The HVAC program allows inmates to study while working in the Heating and Air Conditioning (HVAC) repair shop and to test for the industry certifications necessary for gainful employment. The AutoCAD classes and other programs also offer limited certifications.

Sample Vocational/Apprenticeship Training Elsewhere in the BOP

To provide a broad idea of vocational and apprenticeship training opportunities in the Federal Bureau of Prisons, the following samples are provided:

Federal Prison Camp Alderson (Alderson, WV)

Apprenticeship Training: Air Conditioning and Refrigeration; Cooking; Electrical; Plumbing; Powerhouse; Teaching Assistance; Cosmetology; Dog Training; Welding.
Vocational Training: None

Federal Correctional Institution Englewood (Littleton, CO)

Apprenticeship Training: HVAC; Electrician.
Vocational Training: Business Education; Drafting; Horticulture.

Federal Correctional Institution Allenwood (White Deer, PA)

Apprenticeship Training: Housekeeping; Cooking.
Vocational Training: Culinary Arts; Office Automation.

Federal Correctional Institution Bastrop (Bastrop, TX)

Apprenticeship Training:  Building Maintenance; Baker; Cook; Carpenter; Dental Assistant; HVAC; Painter; Plumber; Quality Control Technician; Stationary Engineer; Welding.
Vocational Training: Building Trades; Landscape Management.

USP Atlanta (Atlanta, GA)

Apprenticeship Training: Cook; Electrician; Plumber.
Vocational Training: HVAC.

USP Atwater

Apprenticeship Training: Cook; Teacher’s Aid.
Vocational Training: Office Automation; Culinary Arts; Janitorial.

Many Misleading Ideas of “Training” Do Exist

The misleading component of “training” comes into play with programs such as the landscaping training program. In this program, inmates cut grass with push lawnmowers, with little landscaping design or marketing instruction. This is not to say that cutting grass around the prison is not a marketable skill, but that cutting grass is a far cry from landscaping training (where ideas of the layout, plant selection and installation, land redesign, and higher-level concepts come to mind). This is the same as saying that someone who rolls spoons and napkins together in the Food Service Department or hands cups to inmate diners is gaining valued hospitality training. So, grains of salt are required when reading the marketing materials produced by the Federal Bureau of Prisons and their sympathizers.

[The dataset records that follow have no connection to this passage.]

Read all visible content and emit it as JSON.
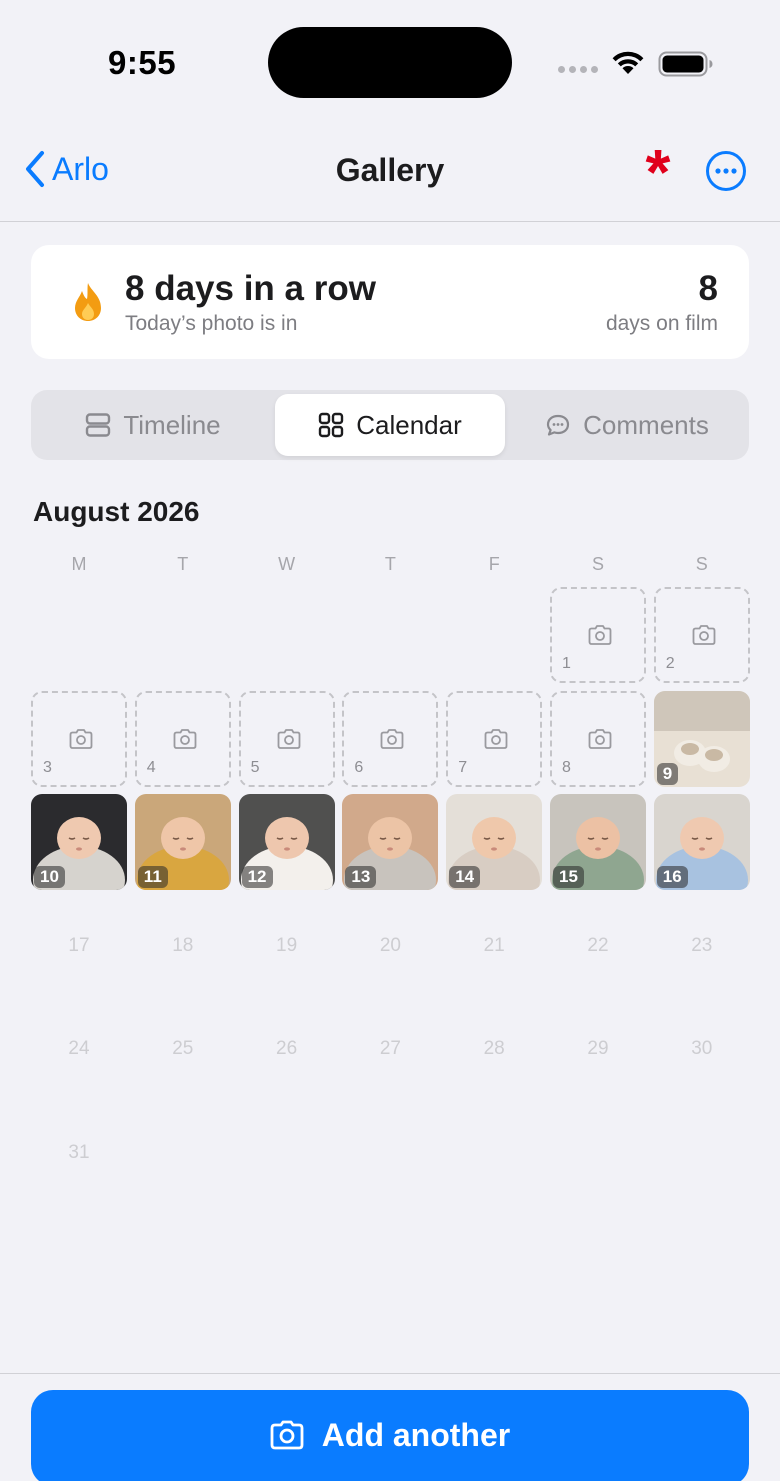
{
  "status_bar": {
    "time": "9:55"
  },
  "nav": {
    "back_label": "Arlo",
    "title": "Gallery",
    "asterisk": "*"
  },
  "streak": {
    "title": "8 days in a row",
    "subtitle": "Today’s photo is in",
    "count": "8",
    "count_label": "days on film"
  },
  "tabs": [
    {
      "label": "Timeline",
      "icon": "timeline-icon",
      "active": false
    },
    {
      "label": "Calendar",
      "icon": "grid-icon",
      "active": true
    },
    {
      "label": "Comments",
      "icon": "comment-icon",
      "active": false
    }
  ],
  "calendar": {
    "month": "August 2026",
    "weekdays": [
      "M",
      "T",
      "W",
      "T",
      "F",
      "S",
      "S"
    ],
    "first_weekday_index": 5,
    "empty_days": [
      "1",
      "2",
      "3",
      "4",
      "5",
      "6",
      "7",
      "8"
    ],
    "photo_days": [
      "9",
      "10",
      "11",
      "12",
      "13",
      "14",
      "15",
      "16"
    ],
    "future_days": [
      "17",
      "18",
      "19",
      "20",
      "21",
      "22",
      "23",
      "24",
      "25",
      "26",
      "27",
      "28",
      "29",
      "30",
      "31"
    ]
  },
  "bottom": {
    "add_label": "Add another"
  },
  "colors": {
    "accent": "#0a7cff",
    "asterisk": "#e0001b",
    "background": "#f2f2f7"
  }
}
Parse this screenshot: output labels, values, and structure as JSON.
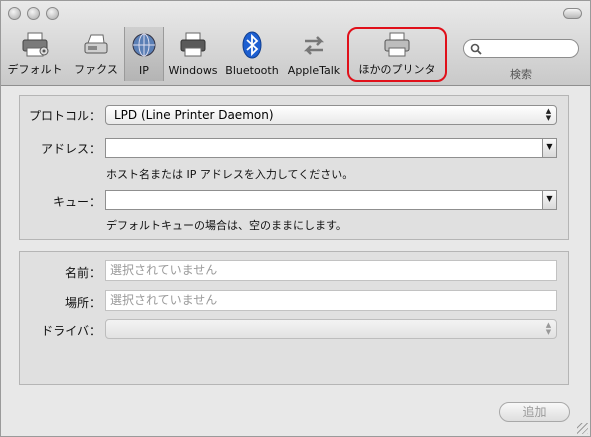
{
  "toolbar": {
    "items": [
      {
        "label": "デフォルト",
        "icon": "default-printer-icon"
      },
      {
        "label": "ファクス",
        "icon": "fax-icon"
      },
      {
        "label": "IP",
        "icon": "ip-globe-icon"
      },
      {
        "label": "Windows",
        "icon": "windows-printer-icon"
      },
      {
        "label": "Bluetooth",
        "icon": "bluetooth-icon"
      },
      {
        "label": "AppleTalk",
        "icon": "appletalk-icon"
      },
      {
        "label": "ほかのプリンタ",
        "icon": "other-printer-icon"
      }
    ],
    "selected": "IP",
    "search_label": "検索",
    "search_placeholder": ""
  },
  "protocol": {
    "label": "プロトコル：",
    "value": "LPD (Line Printer Daemon)"
  },
  "address": {
    "label": "アドレス：",
    "value": "",
    "hint": "ホスト名または IP アドレスを入力してください。"
  },
  "queue": {
    "label": "キュー：",
    "value": "",
    "hint": "デフォルトキューの場合は、空のままにします。"
  },
  "info": {
    "name_label": "名前：",
    "name_value": "選択されていません",
    "location_label": "場所：",
    "location_value": "選択されていません",
    "driver_label": "ドライバ：",
    "driver_value": ""
  },
  "add_button": "追加",
  "colors": {
    "highlight": "#e0101a",
    "bluetooth": "#1d5fd1"
  }
}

The Best Methods of Vocational Training: Not BOP-Sponsored

As is often the case with Federal Bureau of Prisons programming, the best forms of vocational and academic training are obtained outside the BOP. These include all sorts of correspondence educational programs. For someone interested in becoming a paralegal or mediator, there are a plethora of options (e.g., Blackstone Career Institute, Ohio University, Lakewood College, etc.). Other training schools (i.e., Penn Foster Career School and Stratford Career Institute, for example) offer a significant variety of correspondence educational programs inmates can enroll in. These programs include dog training, writing, interior design, small business management, landscaping, private investigation, etc. Many of these programs also offer convenient payment plans, but the inmate must shoulder the burden of all program costs.

The Best Option: Utilize Existing Resources and Innovative Solutions

Enterprising federal prisoners have realized that a middle ground can be found. This utilizes free institutional programming mixed with personally financed programming (whether work details or educational/vocational). For writers, this could mean GED and ACE classes combined with pleasure reading and writing. For those who desire to go into the legal field upon release (as a paralegal or legal assistant, for example), they could enroll in applicable legal-based Adult Continuing Education (ACE) courses (e.g., Legal Basics, Post-Conviction Remedies, etc.), work in the prison law library, and hang out their shingle as a legal assistant while incarcerated (legal assistants help fellow inmates with a wide variety of legal tasks). Thus, options are available. They just have to be leveraged together to make the best custom program of study possible.